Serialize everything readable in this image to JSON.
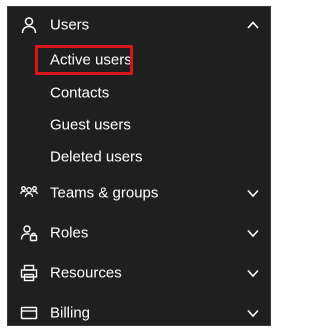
{
  "nav": {
    "users": {
      "label": "Users",
      "icon": "person-icon",
      "expanded": true,
      "children": [
        {
          "label": "Active users"
        },
        {
          "label": "Contacts"
        },
        {
          "label": "Guest users"
        },
        {
          "label": "Deleted users"
        }
      ]
    },
    "teams_groups": {
      "label": "Teams & groups",
      "icon": "people-group-icon"
    },
    "roles": {
      "label": "Roles",
      "icon": "person-key-icon"
    },
    "resources": {
      "label": "Resources",
      "icon": "printer-icon"
    },
    "billing": {
      "label": "Billing",
      "icon": "credit-card-icon"
    }
  },
  "colors": {
    "panel_bg": "#1f1f1f",
    "text": "#ffffff",
    "highlight_border": "#d9161c"
  }
}
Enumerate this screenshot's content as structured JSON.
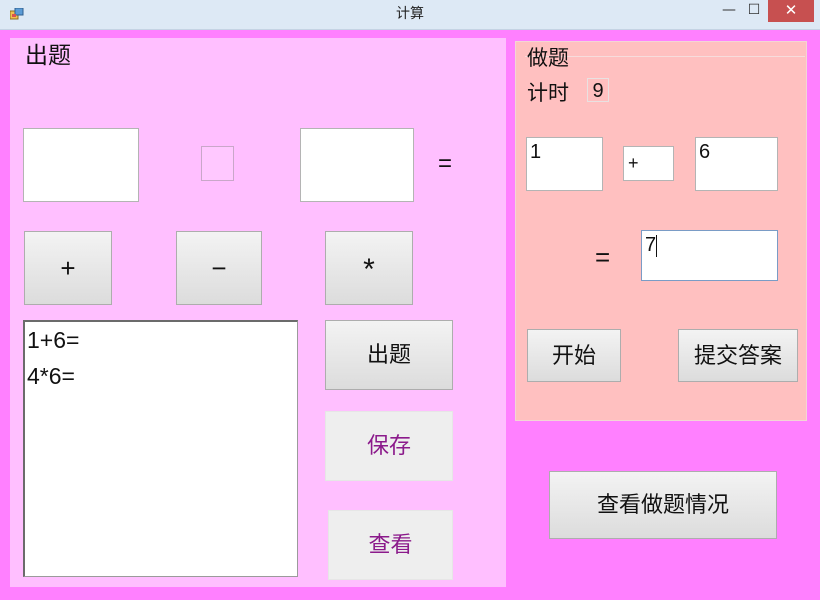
{
  "window": {
    "title": "计算",
    "minimize_glyph": "—",
    "maximize_glyph": "☐",
    "close_glyph": "✕"
  },
  "left_panel": {
    "title": "出题",
    "operand1": "",
    "operator": "",
    "operand2": "",
    "equals": "=",
    "op_buttons": {
      "plus": "+",
      "minus": "−",
      "times": "*"
    },
    "question_list": [
      "1+6=",
      "4*6="
    ],
    "generate_button": "出题",
    "save_button": "保存",
    "view_button": "查看"
  },
  "right_panel": {
    "title": "做题",
    "timer_label": "计时",
    "timer_value": "9",
    "operand1": "1",
    "operator": "+",
    "operand2": "6",
    "equals": "=",
    "answer": "7",
    "start_button": "开始",
    "submit_button": "提交答案"
  },
  "view_results_button": "查看做题情况",
  "colors": {
    "window_bg": "#ff80ff",
    "left_panel_bg": "#ffbfff",
    "right_panel_bg": "#ffc0c0",
    "titlebar_bg": "#dde9f5",
    "close_button_bg": "#c75050",
    "flat_button_text": "#8b1a8b"
  },
  "icons": [
    "app-icon",
    "minimize-icon",
    "maximize-icon",
    "close-icon"
  ]
}
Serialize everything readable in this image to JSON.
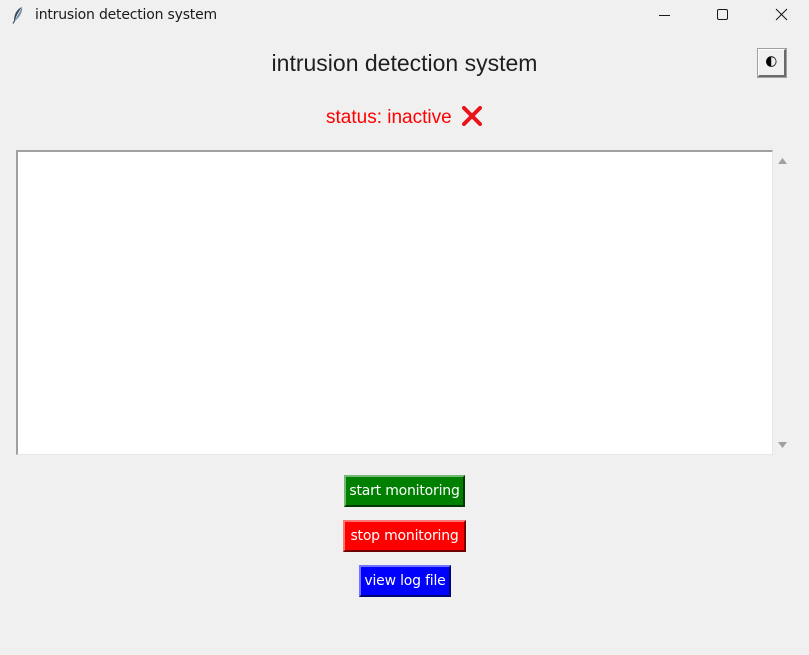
{
  "window": {
    "title": "intrusion detection system",
    "app_icon": "feather-icon",
    "controls": [
      "minimize-icon",
      "maximize-icon",
      "close-icon"
    ]
  },
  "header": {
    "title": "intrusion detection system",
    "theme_toggle_icon": "theme-toggle-icon",
    "theme_toggle_glyph": "🌓"
  },
  "status": {
    "text": "status: inactive",
    "icon": "cross-mark-icon",
    "color": "#ff0000"
  },
  "log": {
    "value": ""
  },
  "buttons": {
    "start_label": "start monitoring",
    "start_color": "#008000",
    "stop_label": "stop monitoring",
    "stop_color": "#ff0000",
    "view_log_label": "view log file",
    "view_log_color": "#0000ff"
  }
}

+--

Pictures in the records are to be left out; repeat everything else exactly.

[Solved problem]
Serialize everything readable in this image to JSON.
{
  "nav": {
    "users": {
      "label": "Users",
      "icon": "person-icon",
      "expanded": true,
      "children": [
        {
          "label": "Active users"
        },
        {
          "label": "Contacts"
        },
        {
          "label": "Guest users"
        },
        {
          "label": "Deleted users"
        }
      ]
    },
    "teams_groups": {
      "label": "Teams & groups",
      "icon": "people-group-icon"
    },
    "roles": {
      "label": "Roles",
      "icon": "person-key-icon"
    },
    "resources": {
      "label": "Resources",
      "icon": "printer-icon"
    },
    "billing": {
      "label": "Billing",
      "icon": "credit-card-icon"
    }
  },
  "colors": {
    "panel_bg": "#1f1f1f",
    "text": "#ffffff",
    "highlight_border": "#d9161c"
  }
}
Enumerate this screenshot's content as structured JSON.
{
  "window": {
    "title": "计算",
    "minimize_glyph": "—",
    "maximize_glyph": "☐",
    "close_glyph": "✕"
  },
  "left_panel": {
    "title": "出题",
    "operand1": "",
    "operator": "",
    "operand2": "",
    "equals": "=",
    "op_buttons": {
      "plus": "+",
      "minus": "−",
      "times": "*"
    },
    "question_list": [
      "1+6=",
      "4*6="
    ],
    "generate_button": "出题",
    "save_button": "保存",
    "view_button": "查看"
  },
  "right_panel": {
    "title": "做题",
    "timer_label": "计时",
    "timer_value": "9",
    "operand1": "1",
    "operator": "+",
    "operand2": "6",
    "equals": "=",
    "answer": "7",
    "start_button": "开始",
    "submit_button": "提交答案"
  },
  "view_results_button": "查看做题情况",
  "colors": {
    "window_bg": "#ff80ff",
    "left_panel_bg": "#ffbfff",
    "right_panel_bg": "#ffc0c0",
    "titlebar_bg": "#dde9f5",
    "close_button_bg": "#c75050",
    "flat_button_text": "#8b1a8b"
  },
  "icons": [
    "app-icon",
    "minimize-icon",
    "maximize-icon",
    "close-icon"
  ]
}
Serialize everything readable in this image to JSON.
{
  "window": {
    "title": "intrusion detection system",
    "app_icon": "feather-icon",
    "controls": [
      "minimize-icon",
      "maximize-icon",
      "close-icon"
    ]
  },
  "header": {
    "title": "intrusion detection system",
    "theme_toggle_icon": "theme-toggle-icon",
    "theme_toggle_glyph": "🌓"
  },
  "status": {
    "text": "status: inactive",
    "icon": "cross-mark-icon",
    "color": "#ff0000"
  },
  "log": {
    "value": ""
  },
  "buttons": {
    "start_label": "start monitoring",
    "start_color": "#008000",
    "stop_label": "stop monitoring",
    "stop_color": "#ff0000",
    "view_log_label": "view log file",
    "view_log_color": "#0000ff"
  }
}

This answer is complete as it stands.